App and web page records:

- Opening Delimiter -

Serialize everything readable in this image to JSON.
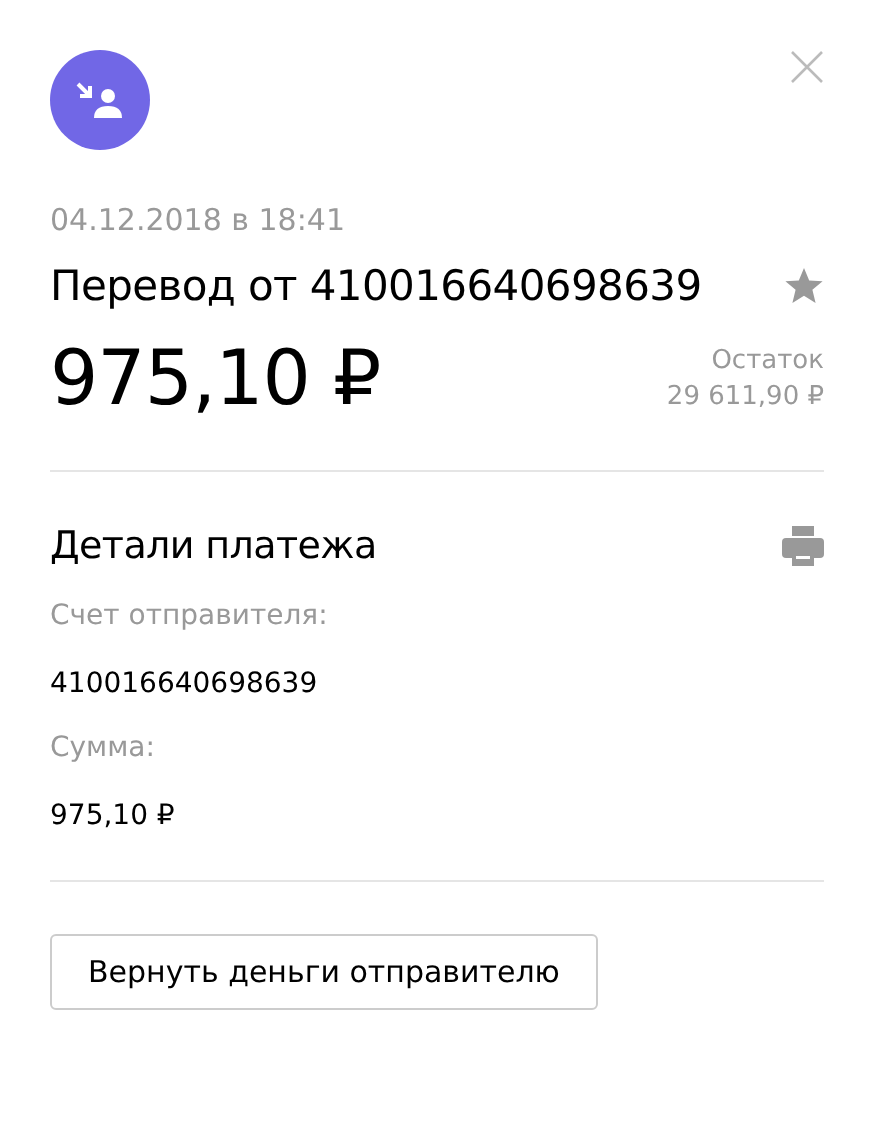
{
  "date": "04.12.2018 в 18:41",
  "title": "Перевод от 410016640698639",
  "amount": "975,10 ₽",
  "balance": {
    "label": "Остаток",
    "value": "29 611,90 ₽"
  },
  "details": {
    "title": "Детали платежа",
    "fields": [
      {
        "label": "Счет отправителя:",
        "value": "410016640698639"
      },
      {
        "label": "Сумма:",
        "value": "975,10 ₽"
      }
    ]
  },
  "buttons": [
    "Вернуть деньги отправителю"
  ]
}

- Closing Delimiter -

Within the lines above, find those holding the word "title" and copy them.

■ **TASK ANSWER**
  "title": "Перевод от 410016640698639",
    "title": "Детали платежа",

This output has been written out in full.